- **PROBLEM TO WORK ON**
Every line containing the string "heading" should be returned from the records.
+-------+
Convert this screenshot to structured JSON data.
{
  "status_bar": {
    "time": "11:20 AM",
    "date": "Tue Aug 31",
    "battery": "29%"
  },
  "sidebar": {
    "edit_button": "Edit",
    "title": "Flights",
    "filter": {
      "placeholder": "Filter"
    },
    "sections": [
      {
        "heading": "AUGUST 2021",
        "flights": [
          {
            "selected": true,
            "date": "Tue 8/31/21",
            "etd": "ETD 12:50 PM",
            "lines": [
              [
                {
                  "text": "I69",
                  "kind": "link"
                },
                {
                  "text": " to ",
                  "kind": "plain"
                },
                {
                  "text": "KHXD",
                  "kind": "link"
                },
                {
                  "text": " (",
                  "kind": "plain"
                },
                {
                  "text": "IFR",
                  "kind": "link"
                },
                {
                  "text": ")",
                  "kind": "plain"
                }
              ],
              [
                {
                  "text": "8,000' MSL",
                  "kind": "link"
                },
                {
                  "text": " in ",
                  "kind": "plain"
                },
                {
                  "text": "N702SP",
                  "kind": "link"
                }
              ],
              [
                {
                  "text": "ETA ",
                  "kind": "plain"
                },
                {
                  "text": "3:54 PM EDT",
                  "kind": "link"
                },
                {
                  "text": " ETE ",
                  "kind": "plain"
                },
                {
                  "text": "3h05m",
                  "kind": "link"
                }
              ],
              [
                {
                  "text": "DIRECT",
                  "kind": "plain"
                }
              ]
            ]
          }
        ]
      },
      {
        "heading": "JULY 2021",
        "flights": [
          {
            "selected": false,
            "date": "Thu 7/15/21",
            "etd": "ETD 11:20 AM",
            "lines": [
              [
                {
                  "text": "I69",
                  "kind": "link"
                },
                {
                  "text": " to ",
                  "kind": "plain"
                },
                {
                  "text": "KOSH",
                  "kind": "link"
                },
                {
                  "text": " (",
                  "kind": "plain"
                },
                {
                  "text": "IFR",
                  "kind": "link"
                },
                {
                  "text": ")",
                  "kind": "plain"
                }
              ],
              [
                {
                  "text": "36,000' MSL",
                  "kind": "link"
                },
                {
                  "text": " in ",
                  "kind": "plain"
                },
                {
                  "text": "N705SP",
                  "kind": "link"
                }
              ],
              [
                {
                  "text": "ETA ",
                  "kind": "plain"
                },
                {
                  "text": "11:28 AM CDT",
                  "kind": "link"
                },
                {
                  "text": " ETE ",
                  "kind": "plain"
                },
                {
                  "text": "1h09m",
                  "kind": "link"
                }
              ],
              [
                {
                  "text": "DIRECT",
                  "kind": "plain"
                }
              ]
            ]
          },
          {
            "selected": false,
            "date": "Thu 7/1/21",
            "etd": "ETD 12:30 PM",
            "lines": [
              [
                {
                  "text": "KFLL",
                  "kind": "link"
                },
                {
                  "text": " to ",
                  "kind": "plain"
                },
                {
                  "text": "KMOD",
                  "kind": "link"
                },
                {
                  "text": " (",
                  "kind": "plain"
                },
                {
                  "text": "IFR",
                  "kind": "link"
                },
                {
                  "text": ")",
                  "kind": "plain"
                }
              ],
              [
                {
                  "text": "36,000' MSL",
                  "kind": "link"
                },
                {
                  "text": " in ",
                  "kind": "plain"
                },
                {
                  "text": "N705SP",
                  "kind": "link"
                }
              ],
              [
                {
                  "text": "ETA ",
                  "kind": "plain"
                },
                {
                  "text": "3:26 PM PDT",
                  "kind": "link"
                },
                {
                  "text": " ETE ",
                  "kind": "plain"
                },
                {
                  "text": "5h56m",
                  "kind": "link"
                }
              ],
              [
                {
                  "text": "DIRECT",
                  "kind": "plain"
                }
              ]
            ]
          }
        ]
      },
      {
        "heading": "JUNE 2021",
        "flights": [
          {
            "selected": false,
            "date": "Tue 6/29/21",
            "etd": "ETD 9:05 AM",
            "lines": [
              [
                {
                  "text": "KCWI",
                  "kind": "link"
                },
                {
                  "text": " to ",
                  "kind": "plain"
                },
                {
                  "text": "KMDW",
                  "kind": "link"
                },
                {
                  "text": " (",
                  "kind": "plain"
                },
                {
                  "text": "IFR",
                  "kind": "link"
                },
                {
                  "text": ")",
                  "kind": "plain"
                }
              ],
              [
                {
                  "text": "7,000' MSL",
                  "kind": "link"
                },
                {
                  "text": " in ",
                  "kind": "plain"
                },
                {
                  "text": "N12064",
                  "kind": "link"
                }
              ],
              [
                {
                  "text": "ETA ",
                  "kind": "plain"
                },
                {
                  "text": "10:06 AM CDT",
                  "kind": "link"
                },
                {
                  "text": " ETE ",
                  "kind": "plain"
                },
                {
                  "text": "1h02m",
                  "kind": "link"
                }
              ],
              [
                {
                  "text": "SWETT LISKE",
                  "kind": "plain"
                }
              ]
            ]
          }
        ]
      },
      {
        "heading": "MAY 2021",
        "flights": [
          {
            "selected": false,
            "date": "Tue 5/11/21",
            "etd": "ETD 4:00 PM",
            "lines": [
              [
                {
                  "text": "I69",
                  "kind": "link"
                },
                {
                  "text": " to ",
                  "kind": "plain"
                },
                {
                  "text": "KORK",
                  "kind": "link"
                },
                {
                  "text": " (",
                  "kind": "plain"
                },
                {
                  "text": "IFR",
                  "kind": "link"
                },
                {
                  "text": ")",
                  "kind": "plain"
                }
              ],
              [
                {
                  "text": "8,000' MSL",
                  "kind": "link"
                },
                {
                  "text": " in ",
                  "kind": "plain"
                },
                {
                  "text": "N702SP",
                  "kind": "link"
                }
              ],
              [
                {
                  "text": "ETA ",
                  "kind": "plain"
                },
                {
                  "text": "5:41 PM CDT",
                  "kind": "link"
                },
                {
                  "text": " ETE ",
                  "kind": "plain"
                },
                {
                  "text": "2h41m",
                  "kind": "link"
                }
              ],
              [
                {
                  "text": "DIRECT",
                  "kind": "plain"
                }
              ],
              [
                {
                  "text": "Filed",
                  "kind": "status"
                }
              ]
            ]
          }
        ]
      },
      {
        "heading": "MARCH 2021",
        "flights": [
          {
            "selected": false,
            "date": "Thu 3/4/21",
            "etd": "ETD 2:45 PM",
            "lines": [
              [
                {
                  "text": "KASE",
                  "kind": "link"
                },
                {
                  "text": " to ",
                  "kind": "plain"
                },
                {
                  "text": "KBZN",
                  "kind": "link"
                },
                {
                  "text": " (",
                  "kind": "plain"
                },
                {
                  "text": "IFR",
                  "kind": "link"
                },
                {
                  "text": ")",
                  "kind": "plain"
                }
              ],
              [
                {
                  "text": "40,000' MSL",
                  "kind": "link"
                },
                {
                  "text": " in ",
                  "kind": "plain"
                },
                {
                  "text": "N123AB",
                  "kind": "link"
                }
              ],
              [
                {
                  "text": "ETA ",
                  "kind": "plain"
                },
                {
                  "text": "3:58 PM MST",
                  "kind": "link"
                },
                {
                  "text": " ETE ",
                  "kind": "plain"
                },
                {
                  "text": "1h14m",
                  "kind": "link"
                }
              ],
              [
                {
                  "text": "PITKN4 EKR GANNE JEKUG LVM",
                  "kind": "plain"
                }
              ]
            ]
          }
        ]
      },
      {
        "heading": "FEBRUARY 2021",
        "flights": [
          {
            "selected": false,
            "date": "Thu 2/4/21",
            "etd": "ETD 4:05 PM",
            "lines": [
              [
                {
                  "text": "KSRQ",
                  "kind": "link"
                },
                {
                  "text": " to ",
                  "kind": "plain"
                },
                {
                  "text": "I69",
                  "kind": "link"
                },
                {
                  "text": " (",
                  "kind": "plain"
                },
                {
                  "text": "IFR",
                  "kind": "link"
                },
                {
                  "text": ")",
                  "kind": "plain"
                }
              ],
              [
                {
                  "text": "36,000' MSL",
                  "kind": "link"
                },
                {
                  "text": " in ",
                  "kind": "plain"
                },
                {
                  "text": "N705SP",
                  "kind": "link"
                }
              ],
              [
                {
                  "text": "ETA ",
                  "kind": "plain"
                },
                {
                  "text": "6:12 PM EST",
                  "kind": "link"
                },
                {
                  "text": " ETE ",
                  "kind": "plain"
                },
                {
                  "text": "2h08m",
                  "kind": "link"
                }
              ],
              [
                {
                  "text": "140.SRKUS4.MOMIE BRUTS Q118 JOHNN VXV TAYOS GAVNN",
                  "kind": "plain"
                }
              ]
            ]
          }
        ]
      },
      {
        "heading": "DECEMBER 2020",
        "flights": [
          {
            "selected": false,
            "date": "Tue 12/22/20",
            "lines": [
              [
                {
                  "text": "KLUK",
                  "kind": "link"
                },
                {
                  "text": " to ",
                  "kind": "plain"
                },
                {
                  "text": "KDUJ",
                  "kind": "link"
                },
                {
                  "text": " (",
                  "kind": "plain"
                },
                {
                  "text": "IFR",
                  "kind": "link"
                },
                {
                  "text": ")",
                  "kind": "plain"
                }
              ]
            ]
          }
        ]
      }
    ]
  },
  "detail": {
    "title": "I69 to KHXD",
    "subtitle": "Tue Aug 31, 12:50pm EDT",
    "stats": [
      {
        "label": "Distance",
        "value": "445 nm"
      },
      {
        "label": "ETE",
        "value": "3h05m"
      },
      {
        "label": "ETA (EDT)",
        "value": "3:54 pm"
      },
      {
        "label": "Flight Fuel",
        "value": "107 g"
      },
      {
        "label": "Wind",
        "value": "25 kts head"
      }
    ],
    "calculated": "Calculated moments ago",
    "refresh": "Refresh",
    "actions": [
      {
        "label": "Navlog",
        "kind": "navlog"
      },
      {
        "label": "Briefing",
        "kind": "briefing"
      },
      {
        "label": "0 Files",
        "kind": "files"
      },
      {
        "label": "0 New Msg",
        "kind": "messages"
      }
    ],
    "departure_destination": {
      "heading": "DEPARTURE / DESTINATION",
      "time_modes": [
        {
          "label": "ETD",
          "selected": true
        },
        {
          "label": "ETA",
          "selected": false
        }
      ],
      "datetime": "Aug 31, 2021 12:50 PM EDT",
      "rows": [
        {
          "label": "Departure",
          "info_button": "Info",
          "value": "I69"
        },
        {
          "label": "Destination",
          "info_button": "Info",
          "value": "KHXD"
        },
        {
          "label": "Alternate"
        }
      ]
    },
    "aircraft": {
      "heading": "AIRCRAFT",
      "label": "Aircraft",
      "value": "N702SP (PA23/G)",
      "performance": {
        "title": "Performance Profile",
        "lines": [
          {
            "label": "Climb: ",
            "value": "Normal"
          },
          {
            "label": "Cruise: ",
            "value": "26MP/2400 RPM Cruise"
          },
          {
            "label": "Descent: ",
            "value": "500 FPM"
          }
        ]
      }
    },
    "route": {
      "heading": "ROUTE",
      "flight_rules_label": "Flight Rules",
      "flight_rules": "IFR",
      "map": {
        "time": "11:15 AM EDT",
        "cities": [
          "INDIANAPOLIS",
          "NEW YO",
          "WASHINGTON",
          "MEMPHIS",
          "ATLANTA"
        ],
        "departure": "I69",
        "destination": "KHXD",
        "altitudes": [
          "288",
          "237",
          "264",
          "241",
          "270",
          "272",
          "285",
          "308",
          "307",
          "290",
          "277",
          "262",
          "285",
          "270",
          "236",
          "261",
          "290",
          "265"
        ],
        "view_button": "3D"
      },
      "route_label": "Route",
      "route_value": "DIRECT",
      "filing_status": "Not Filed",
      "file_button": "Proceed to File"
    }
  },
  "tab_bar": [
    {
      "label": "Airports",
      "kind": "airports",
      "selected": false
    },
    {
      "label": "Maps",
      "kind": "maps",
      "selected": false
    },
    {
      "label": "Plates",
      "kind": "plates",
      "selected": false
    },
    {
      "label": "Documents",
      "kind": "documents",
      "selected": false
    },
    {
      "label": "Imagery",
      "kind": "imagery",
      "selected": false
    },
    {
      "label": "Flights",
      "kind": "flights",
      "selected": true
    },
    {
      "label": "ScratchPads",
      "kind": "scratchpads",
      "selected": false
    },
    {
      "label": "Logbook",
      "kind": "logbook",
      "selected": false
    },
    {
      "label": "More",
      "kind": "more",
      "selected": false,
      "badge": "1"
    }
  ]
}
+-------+
- **ANSWER SPACE**
        "heading": "AUGUST 2021",
        "heading": "JULY 2021",
        "heading": "JUNE 2021",
        "heading": "MAY 2021",
        "heading": "MARCH 2021",
        "heading": "FEBRUARY 2021",
        "heading": "DECEMBER 2020",
      "heading": "DEPARTURE / DESTINATION",
      "heading": "AIRCRAFT",
      "heading": "ROUTE",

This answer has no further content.